Tripkovic: You write in your book that you still cherish some Mormon values. Can you tell me which parts of Mormonism you still carry within your heart?

Sheffield: Yes, I would say more cultural aspects. I think one big cultural aspect that I really appreciate is how committed LDS members are, especially considering the decrease in religious participation in America. Mormons have one of the highest rates of church attendance in the country. I’ve always admired that because it’s not just lip service. The same goes for volunteering. LDS churches are very successful in creating systems to take care of each other. They are not just helping Mormons; they have a very big relief operation globally. When there are natural disasters or floods, they’re very quick to help.

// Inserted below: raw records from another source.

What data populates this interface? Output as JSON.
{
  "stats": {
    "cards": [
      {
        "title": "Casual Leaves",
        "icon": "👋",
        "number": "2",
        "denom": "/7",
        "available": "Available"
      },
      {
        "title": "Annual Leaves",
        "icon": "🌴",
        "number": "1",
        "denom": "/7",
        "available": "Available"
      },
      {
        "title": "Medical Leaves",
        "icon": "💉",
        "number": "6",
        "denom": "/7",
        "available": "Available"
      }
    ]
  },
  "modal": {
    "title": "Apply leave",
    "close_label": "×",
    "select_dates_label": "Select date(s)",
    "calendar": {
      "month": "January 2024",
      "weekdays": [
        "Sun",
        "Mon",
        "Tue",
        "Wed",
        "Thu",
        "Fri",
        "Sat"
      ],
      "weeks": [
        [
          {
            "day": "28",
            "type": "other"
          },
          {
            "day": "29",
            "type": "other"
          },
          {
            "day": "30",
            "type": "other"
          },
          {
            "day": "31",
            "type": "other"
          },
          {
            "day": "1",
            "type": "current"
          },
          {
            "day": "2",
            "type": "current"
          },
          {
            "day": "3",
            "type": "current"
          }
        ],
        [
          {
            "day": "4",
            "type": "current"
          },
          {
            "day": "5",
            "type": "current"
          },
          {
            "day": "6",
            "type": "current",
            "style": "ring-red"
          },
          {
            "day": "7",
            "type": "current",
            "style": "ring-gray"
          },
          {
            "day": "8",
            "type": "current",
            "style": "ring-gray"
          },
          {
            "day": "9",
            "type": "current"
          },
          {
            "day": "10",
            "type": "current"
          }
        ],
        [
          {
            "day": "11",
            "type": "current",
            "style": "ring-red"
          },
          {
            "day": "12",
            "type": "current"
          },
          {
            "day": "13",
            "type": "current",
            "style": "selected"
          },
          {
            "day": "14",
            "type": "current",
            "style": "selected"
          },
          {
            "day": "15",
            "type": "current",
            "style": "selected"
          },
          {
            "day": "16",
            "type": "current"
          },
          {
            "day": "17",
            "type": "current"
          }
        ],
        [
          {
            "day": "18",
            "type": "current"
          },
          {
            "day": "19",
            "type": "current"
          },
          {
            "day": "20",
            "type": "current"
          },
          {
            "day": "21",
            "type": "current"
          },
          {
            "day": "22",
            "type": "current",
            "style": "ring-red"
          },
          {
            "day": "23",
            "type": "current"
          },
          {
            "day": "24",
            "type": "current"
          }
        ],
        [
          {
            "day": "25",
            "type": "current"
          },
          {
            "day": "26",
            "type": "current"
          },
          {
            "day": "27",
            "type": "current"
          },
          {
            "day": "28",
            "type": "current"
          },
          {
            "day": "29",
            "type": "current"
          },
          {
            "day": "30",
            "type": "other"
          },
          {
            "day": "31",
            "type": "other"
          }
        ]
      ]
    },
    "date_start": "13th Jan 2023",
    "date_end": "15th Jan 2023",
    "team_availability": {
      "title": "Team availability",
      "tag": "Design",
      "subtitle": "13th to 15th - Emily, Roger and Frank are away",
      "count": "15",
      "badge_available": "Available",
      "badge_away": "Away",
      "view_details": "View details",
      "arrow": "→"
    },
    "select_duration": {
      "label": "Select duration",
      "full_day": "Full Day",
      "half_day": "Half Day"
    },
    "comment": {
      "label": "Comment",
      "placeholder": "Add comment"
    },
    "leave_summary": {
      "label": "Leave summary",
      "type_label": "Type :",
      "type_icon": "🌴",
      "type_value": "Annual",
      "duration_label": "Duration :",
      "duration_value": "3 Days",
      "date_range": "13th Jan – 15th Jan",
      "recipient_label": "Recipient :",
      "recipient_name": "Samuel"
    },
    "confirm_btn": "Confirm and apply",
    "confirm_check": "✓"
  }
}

They also have a food welfare system to help provide food and massive food pantries. I volunteered in food pantries for other churches, but Mormons have the most organized food welfare system I’ve seen. My family also benefited from that free food. Mormonism offers a lot of support for single people. If you’re single within Protestant and Catholic churches, it’s not very welcoming for you. I’ve experienced this as a single person myself. There are congregations that you are not allowed to attend if you are married, so they are just for singles. Mormons promote marriage in a way that I haven’t seen in other denominations. There’s a lot to be learned from that.

Tripkovic: While you worked on Wall Street, you felt unhappy and unfulfilled. There are millions of young people experiencing the same feeling. What would be your message to them? What do they need to do to find meaning in their life and career?

Sheffield: I tell young people this book is my anti-resume. I did things that I was proud of, things that might be perceived from the outside as being successful. Working at Goldman Sachs, working at Moody’s Investor Service as a bond analyst, getting a full master’s scholarship tuition to Harvard, and being a White House correspondent. There are a lot of things on my resume that I was proud of. But this book is about the anti-resume, all the things that I was ashamed of, all the things that I was hiding. The things that were leading to inner depression, anxiety, and suicidal ideation.

I wrote the book because I want young people who are feeling the same to know that it’s time to focus on that anti-resume. That is actually where you will find happiness. That’s where you will find your purpose and inner peace. You need to develop peace first, and then you’ll achieve it. I call it the divine order that you need. The divine order is to live life with God first, then people, and then achievement and material things. I was doing it in the opposite order.

When I was agnostic, I was living my life, putting people first, and then things. I was indifferent to God. I think that’s where a lot of young people are today. The way that I was living did not bring me happiness. It did not bring me understanding of who I was, why I was here, and who I belonged to. Once I learned those things, I had more peace in terms of understanding what the root causes of my mental illness were. I was seeking external things for my happiness, which comes from God. We are image bearers of God. We are made in the image of God. Jesus is the Prince of Peace. He wants us to feel peace. When we’re living outside the divine order, we’re living a disordered life. It’s no surprise that we don’t have peace. God wants us to have that peace.

Tripkovic: Do you think that with this book, you are closing one chapter of your life? Are you ready to move on?

Sheffield: Yes. I’ve had some epiphanies about understanding behavioral patterns and generational curses. I do feel like I have been able to, in some ways, break generational curses. I am still struggling. I am not perfect. My life isn’t perfect, but I do know that I am in a much better place than when I was trapped in this abusive cult environment. I am committed to moving forward in a way that is in alignment with what I believe God actually wants for me. I believe that He wants joy, peace, love, happiness, and fulfillment in my life. My dad put curses on me, and God doesn’t want that. He wants the fruit of the Spirit for everyone. To know that and to truly believe in that is a breakthrough. I am excited to see what’s next.